During my weekly sermon preparation, I have gleaned much from John A. Broadus’ commentary on Matthew. Before recommending it to another pastor, I decided to look up information about the author. According to SBTS, Broadus (1889-1895) was a Baptist pastor who later served the soldiers of the Confederate army.

For some, his involvement with the southern army should be an instant disqualification of his opinions about anything. It is too easy for us to look back on the Civil War and to declare how we would have handled things differently. We recognize the evils of slavery and are glad for the war that ended it. However, things were not so clear in the 1860’s. Good men on both sides saw other issues—besides slavery—that necessitated fighting the Civil War. Broadus spoke about this in an address some 21 years after the war.

“It is useless now to raise the question who was right. Perhaps in some respects, each side would now acknowledge that the other was nearest right; perhaps in some respects both sides were wrong. … Of one thing I feel certain, neither side can claim any monopoly of good intentions, of patriotic aims, nor even of wisdom. … But this much is plain — the war had to come.”

Address at Cave Hill Cemetery, Louisville, May 22, 1886

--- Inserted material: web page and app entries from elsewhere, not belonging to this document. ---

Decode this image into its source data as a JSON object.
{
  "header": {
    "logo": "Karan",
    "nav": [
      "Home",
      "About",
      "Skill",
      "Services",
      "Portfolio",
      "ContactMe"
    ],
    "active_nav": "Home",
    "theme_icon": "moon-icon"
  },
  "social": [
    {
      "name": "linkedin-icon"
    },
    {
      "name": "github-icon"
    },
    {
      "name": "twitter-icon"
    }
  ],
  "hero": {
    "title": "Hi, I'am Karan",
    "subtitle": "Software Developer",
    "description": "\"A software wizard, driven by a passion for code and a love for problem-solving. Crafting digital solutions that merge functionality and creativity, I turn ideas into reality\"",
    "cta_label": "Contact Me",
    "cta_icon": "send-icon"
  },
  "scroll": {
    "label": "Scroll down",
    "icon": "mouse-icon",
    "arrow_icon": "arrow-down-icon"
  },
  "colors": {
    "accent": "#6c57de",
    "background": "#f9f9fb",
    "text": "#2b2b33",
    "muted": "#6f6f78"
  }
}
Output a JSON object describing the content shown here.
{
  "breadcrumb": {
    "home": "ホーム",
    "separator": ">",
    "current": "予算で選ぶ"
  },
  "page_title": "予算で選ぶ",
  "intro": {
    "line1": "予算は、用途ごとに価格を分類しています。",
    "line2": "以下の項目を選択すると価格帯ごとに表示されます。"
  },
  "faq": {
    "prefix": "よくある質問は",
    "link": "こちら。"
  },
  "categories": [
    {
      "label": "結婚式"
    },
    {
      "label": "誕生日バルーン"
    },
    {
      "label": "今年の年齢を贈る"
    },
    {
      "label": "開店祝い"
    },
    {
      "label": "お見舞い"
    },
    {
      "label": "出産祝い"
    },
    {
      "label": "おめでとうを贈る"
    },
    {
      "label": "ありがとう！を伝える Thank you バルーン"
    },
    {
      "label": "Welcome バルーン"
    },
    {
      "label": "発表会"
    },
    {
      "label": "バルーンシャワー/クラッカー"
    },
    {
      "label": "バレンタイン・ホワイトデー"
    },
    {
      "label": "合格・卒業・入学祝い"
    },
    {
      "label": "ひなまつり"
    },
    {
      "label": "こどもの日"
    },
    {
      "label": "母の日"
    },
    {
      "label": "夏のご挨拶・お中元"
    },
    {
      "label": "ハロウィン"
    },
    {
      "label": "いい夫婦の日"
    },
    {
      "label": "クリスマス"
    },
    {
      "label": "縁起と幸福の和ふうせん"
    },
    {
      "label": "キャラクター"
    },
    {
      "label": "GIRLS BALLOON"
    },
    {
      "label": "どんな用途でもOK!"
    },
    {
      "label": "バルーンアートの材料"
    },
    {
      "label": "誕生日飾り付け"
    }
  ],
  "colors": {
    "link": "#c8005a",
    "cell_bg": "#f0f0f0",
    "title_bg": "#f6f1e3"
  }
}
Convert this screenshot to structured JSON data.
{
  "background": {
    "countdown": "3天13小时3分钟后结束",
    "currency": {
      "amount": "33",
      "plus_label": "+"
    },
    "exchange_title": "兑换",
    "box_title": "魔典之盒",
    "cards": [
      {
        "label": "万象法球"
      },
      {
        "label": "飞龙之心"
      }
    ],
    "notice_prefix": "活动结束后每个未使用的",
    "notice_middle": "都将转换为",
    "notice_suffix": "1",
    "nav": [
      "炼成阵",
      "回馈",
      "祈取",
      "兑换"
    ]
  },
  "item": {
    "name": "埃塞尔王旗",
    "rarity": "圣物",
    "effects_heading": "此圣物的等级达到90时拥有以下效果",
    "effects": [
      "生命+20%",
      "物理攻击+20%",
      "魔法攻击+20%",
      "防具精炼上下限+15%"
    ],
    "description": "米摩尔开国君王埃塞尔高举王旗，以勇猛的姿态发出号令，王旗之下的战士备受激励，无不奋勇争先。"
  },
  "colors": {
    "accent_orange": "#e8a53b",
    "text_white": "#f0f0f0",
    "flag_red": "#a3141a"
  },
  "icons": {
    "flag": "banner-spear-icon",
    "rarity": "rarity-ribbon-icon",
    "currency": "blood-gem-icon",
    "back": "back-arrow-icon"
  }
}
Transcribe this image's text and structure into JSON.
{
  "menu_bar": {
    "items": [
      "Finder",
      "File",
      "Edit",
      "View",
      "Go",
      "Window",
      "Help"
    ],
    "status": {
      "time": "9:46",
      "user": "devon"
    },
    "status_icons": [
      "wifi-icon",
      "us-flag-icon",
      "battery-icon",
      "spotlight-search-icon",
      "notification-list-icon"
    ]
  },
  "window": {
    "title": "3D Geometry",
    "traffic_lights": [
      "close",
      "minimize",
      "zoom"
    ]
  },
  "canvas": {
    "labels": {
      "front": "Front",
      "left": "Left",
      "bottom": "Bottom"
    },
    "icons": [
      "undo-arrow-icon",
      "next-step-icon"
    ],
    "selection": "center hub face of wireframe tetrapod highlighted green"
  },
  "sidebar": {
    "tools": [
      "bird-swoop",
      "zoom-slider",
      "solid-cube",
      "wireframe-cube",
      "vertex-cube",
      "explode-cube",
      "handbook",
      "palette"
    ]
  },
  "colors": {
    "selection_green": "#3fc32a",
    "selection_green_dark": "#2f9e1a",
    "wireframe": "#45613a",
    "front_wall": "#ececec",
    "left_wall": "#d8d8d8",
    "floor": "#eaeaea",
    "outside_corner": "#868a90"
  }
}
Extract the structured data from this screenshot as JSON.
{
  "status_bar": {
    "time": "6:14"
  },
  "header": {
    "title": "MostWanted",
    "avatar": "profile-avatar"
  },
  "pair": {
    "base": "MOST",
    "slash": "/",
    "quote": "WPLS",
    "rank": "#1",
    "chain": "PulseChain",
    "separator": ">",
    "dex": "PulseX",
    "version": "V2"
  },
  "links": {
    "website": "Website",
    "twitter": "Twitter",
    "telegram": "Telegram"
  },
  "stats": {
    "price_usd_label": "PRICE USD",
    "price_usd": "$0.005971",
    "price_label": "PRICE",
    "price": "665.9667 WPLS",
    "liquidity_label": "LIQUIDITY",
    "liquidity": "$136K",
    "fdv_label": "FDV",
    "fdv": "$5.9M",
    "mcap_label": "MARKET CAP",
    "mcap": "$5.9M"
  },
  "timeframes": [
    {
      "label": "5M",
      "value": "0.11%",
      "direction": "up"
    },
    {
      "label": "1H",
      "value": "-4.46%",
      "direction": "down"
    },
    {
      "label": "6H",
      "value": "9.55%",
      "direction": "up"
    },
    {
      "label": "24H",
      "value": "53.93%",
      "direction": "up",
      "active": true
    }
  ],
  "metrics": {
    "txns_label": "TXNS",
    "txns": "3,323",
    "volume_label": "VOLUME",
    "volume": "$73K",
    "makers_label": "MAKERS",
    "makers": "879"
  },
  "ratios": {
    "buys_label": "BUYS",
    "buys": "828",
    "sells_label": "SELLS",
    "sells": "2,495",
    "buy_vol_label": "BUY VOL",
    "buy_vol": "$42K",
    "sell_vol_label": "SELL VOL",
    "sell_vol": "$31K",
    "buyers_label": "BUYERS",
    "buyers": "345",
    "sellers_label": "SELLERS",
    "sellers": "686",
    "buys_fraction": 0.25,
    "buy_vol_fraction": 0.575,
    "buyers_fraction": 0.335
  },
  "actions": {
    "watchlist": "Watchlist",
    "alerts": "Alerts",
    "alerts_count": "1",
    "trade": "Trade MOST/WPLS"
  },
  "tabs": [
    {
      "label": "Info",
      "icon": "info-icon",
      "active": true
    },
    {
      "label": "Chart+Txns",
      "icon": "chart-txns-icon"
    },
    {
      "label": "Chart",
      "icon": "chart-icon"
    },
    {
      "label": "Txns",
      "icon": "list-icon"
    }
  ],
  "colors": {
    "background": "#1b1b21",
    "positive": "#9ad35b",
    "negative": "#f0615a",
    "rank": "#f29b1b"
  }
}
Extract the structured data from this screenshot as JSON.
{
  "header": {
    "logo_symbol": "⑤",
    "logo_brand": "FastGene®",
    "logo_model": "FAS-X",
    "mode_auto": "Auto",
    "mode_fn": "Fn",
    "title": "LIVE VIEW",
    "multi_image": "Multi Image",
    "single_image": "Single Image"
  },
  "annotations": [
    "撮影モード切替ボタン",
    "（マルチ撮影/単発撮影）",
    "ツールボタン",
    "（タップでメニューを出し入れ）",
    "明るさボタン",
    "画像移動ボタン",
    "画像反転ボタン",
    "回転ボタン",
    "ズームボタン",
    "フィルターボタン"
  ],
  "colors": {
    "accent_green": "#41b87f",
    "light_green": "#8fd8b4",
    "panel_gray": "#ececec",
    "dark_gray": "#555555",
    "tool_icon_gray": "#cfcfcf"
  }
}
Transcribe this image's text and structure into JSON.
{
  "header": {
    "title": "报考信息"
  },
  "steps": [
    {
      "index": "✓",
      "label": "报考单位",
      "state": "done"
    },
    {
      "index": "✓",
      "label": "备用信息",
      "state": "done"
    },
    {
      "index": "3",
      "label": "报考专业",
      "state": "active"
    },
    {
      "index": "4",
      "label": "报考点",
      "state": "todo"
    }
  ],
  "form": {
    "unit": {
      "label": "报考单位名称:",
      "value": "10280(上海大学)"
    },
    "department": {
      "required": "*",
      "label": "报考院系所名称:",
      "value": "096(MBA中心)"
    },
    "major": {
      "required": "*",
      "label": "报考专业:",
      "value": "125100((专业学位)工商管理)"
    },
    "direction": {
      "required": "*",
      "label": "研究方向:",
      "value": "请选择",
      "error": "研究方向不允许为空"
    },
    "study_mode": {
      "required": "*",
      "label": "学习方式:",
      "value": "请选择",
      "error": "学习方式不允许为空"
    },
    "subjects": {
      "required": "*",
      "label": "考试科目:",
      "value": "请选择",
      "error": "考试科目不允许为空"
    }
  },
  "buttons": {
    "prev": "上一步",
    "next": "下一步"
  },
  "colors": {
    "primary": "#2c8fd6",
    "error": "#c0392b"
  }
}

Today, many take strong positions about the Civil War. Some have even pulled down statues of Confederate war heroes. I wonder, though, how many know enough about these soldiers and the Civil War to truly understand why good men chose to fight on one side or the other. Perhaps we ought to listen more to those who experienced the war and seek to learn from them. Perhaps, then, we will be able to understand the conflict and avoid similar problems in the future.